John was related to Jesus, in the following manner. Joseph, the Betrothed of the most pure Theotokos, had seven children by his previous wife—four sons, and three daughters whose names were Martha, Esther, and Salome. John was the son of Salome; therefore, Jesus was John’s uncle. Because Salome was the daughter of Joseph—the “father of the Lord”—she was considered to be the Lord’s sister; and her son, John, the Lord’s nephew. Salome means “peaceful“; John means “the grace of her.” May every soul understand that Christ’s peace, which is offered to all men, calms the passions of the soul, and gives birth to divine grace within us. But a soul in turmoil, always battling with others and with itself, cannot be counted worthy of divine grace. Consider another marvelous thing about John. Only he is said to have three mothers: first, Salome, his natural mother; second, thunder, for he is a "son of thunder" (Mk 3:17), on account of his powerful proclamation of the Gospel ; and third, Mary, the Theotokos, concerning whom the Lord said to John, "Behold thy mother" (Jn 19:27).

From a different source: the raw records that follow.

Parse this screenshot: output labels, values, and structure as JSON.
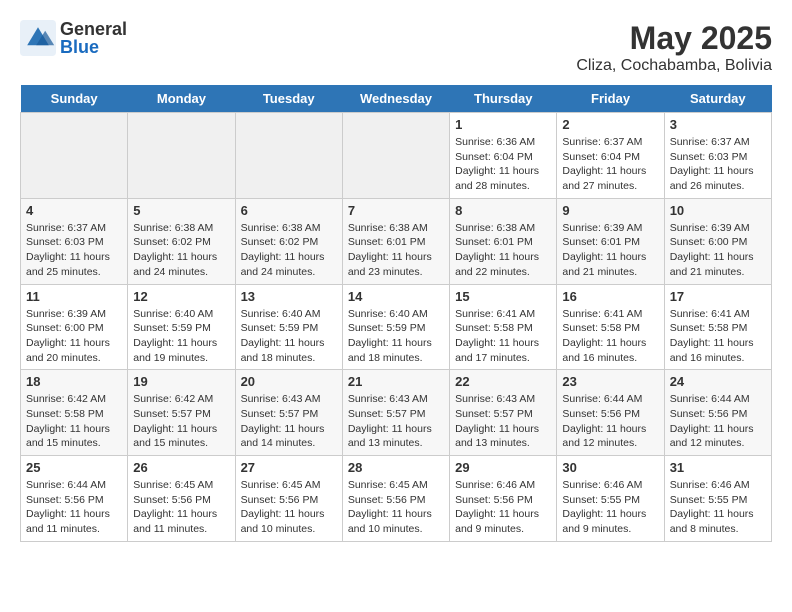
{
  "header": {
    "logo_general": "General",
    "logo_blue": "Blue",
    "title": "May 2025",
    "subtitle": "Cliza, Cochabamba, Bolivia"
  },
  "days_of_week": [
    "Sunday",
    "Monday",
    "Tuesday",
    "Wednesday",
    "Thursday",
    "Friday",
    "Saturday"
  ],
  "weeks": [
    [
      {
        "day": "",
        "empty": true
      },
      {
        "day": "",
        "empty": true
      },
      {
        "day": "",
        "empty": true
      },
      {
        "day": "",
        "empty": true
      },
      {
        "day": "1",
        "sunrise": "6:36 AM",
        "sunset": "6:04 PM",
        "daylight": "11 hours and 28 minutes."
      },
      {
        "day": "2",
        "sunrise": "6:37 AM",
        "sunset": "6:04 PM",
        "daylight": "11 hours and 27 minutes."
      },
      {
        "day": "3",
        "sunrise": "6:37 AM",
        "sunset": "6:03 PM",
        "daylight": "11 hours and 26 minutes."
      }
    ],
    [
      {
        "day": "4",
        "sunrise": "6:37 AM",
        "sunset": "6:03 PM",
        "daylight": "11 hours and 25 minutes."
      },
      {
        "day": "5",
        "sunrise": "6:38 AM",
        "sunset": "6:02 PM",
        "daylight": "11 hours and 24 minutes."
      },
      {
        "day": "6",
        "sunrise": "6:38 AM",
        "sunset": "6:02 PM",
        "daylight": "11 hours and 24 minutes."
      },
      {
        "day": "7",
        "sunrise": "6:38 AM",
        "sunset": "6:01 PM",
        "daylight": "11 hours and 23 minutes."
      },
      {
        "day": "8",
        "sunrise": "6:38 AM",
        "sunset": "6:01 PM",
        "daylight": "11 hours and 22 minutes."
      },
      {
        "day": "9",
        "sunrise": "6:39 AM",
        "sunset": "6:01 PM",
        "daylight": "11 hours and 21 minutes."
      },
      {
        "day": "10",
        "sunrise": "6:39 AM",
        "sunset": "6:00 PM",
        "daylight": "11 hours and 21 minutes."
      }
    ],
    [
      {
        "day": "11",
        "sunrise": "6:39 AM",
        "sunset": "6:00 PM",
        "daylight": "11 hours and 20 minutes."
      },
      {
        "day": "12",
        "sunrise": "6:40 AM",
        "sunset": "5:59 PM",
        "daylight": "11 hours and 19 minutes."
      },
      {
        "day": "13",
        "sunrise": "6:40 AM",
        "sunset": "5:59 PM",
        "daylight": "11 hours and 18 minutes."
      },
      {
        "day": "14",
        "sunrise": "6:40 AM",
        "sunset": "5:59 PM",
        "daylight": "11 hours and 18 minutes."
      },
      {
        "day": "15",
        "sunrise": "6:41 AM",
        "sunset": "5:58 PM",
        "daylight": "11 hours and 17 minutes."
      },
      {
        "day": "16",
        "sunrise": "6:41 AM",
        "sunset": "5:58 PM",
        "daylight": "11 hours and 16 minutes."
      },
      {
        "day": "17",
        "sunrise": "6:41 AM",
        "sunset": "5:58 PM",
        "daylight": "11 hours and 16 minutes."
      }
    ],
    [
      {
        "day": "18",
        "sunrise": "6:42 AM",
        "sunset": "5:58 PM",
        "daylight": "11 hours and 15 minutes."
      },
      {
        "day": "19",
        "sunrise": "6:42 AM",
        "sunset": "5:57 PM",
        "daylight": "11 hours and 15 minutes."
      },
      {
        "day": "20",
        "sunrise": "6:43 AM",
        "sunset": "5:57 PM",
        "daylight": "11 hours and 14 minutes."
      },
      {
        "day": "21",
        "sunrise": "6:43 AM",
        "sunset": "5:57 PM",
        "daylight": "11 hours and 13 minutes."
      },
      {
        "day": "22",
        "sunrise": "6:43 AM",
        "sunset": "5:57 PM",
        "daylight": "11 hours and 13 minutes."
      },
      {
        "day": "23",
        "sunrise": "6:44 AM",
        "sunset": "5:56 PM",
        "daylight": "11 hours and 12 minutes."
      },
      {
        "day": "24",
        "sunrise": "6:44 AM",
        "sunset": "5:56 PM",
        "daylight": "11 hours and 12 minutes."
      }
    ],
    [
      {
        "day": "25",
        "sunrise": "6:44 AM",
        "sunset": "5:56 PM",
        "daylight": "11 hours and 11 minutes."
      },
      {
        "day": "26",
        "sunrise": "6:45 AM",
        "sunset": "5:56 PM",
        "daylight": "11 hours and 11 minutes."
      },
      {
        "day": "27",
        "sunrise": "6:45 AM",
        "sunset": "5:56 PM",
        "daylight": "11 hours and 10 minutes."
      },
      {
        "day": "28",
        "sunrise": "6:45 AM",
        "sunset": "5:56 PM",
        "daylight": "11 hours and 10 minutes."
      },
      {
        "day": "29",
        "sunrise": "6:46 AM",
        "sunset": "5:56 PM",
        "daylight": "11 hours and 9 minutes."
      },
      {
        "day": "30",
        "sunrise": "6:46 AM",
        "sunset": "5:55 PM",
        "daylight": "11 hours and 9 minutes."
      },
      {
        "day": "31",
        "sunrise": "6:46 AM",
        "sunset": "5:55 PM",
        "daylight": "11 hours and 8 minutes."
      }
    ]
  ]
}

1 Acts 26:25. The single Greek word kratiste, translated in Acts 26:25 by the KJV asO most noble, is the same word used in Luke 1:3 to address Theophilus, but rendered in this case by the KJV as O most excellent. It is the superlative form of an adjective derived from the noun kratos, meaning might or dominion. In the next line Blessed Theophylact makes a play on the meaning of this word, and on the meaning of the name Theophilus, he who loves God.